## [Task prompt]
Go through the listing below and list every line with "description".

## [Data records]
>>>>

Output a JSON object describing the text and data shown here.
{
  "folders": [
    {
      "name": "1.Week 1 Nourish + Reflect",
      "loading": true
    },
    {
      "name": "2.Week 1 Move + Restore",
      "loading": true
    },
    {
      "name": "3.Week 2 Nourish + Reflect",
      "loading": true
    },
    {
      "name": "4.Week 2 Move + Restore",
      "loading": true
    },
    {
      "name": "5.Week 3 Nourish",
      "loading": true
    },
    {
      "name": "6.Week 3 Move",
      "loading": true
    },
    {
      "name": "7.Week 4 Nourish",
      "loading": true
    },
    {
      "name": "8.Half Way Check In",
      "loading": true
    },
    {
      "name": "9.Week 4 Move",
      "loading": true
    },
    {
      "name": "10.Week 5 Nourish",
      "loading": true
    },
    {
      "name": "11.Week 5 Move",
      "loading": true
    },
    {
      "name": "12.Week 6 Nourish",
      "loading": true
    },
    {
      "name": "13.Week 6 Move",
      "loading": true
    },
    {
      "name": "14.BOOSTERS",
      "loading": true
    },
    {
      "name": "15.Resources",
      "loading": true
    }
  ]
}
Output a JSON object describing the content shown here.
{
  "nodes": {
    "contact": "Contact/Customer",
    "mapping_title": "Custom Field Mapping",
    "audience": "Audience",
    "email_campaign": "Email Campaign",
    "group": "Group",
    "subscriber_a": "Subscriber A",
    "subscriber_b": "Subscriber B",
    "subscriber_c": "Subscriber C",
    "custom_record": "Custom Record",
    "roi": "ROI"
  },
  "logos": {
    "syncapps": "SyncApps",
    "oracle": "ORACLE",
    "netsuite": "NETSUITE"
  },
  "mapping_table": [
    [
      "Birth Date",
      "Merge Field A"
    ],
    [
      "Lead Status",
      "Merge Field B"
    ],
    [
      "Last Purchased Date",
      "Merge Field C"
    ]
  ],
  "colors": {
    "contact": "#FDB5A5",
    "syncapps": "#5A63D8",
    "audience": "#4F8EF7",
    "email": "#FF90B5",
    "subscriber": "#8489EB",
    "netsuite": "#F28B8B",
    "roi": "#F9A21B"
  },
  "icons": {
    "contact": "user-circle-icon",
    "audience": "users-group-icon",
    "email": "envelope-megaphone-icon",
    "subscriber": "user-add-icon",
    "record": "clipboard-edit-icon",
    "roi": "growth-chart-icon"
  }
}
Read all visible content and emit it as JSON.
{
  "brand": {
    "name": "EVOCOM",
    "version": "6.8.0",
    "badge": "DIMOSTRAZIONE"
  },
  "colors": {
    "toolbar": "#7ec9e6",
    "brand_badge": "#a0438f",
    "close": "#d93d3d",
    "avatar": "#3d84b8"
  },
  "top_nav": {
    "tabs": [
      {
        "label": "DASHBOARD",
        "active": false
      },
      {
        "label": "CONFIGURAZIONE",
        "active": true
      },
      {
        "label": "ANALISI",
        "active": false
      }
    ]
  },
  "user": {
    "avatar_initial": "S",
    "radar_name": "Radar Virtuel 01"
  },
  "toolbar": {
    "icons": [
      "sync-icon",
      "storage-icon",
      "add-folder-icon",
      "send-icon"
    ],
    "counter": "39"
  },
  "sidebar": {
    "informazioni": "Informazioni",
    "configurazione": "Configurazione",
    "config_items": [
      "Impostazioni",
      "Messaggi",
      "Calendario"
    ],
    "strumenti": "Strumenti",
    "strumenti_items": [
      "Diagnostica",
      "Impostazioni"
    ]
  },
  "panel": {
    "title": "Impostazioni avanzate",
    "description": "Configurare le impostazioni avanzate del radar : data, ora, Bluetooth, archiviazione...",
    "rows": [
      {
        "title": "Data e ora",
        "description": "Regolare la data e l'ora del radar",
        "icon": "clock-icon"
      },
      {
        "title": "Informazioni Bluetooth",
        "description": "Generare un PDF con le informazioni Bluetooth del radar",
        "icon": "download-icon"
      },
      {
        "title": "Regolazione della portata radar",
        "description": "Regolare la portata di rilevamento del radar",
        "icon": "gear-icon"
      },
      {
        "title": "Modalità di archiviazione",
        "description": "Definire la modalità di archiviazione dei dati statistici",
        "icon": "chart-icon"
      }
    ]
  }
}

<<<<

## [Answer box]
    "description": "Configurare le impostazioni avanzate del radar : data, ora, Bluetooth, archiviazione...",
        "description": "Regolare la data e l'ora del radar",
        "description": "Generare un PDF con le informazioni Bluetooth del radar",
        "description": "Regolare la portata di rilevamento del radar",
        "description": "Definire la modalità di archiviazione dei dati statistici",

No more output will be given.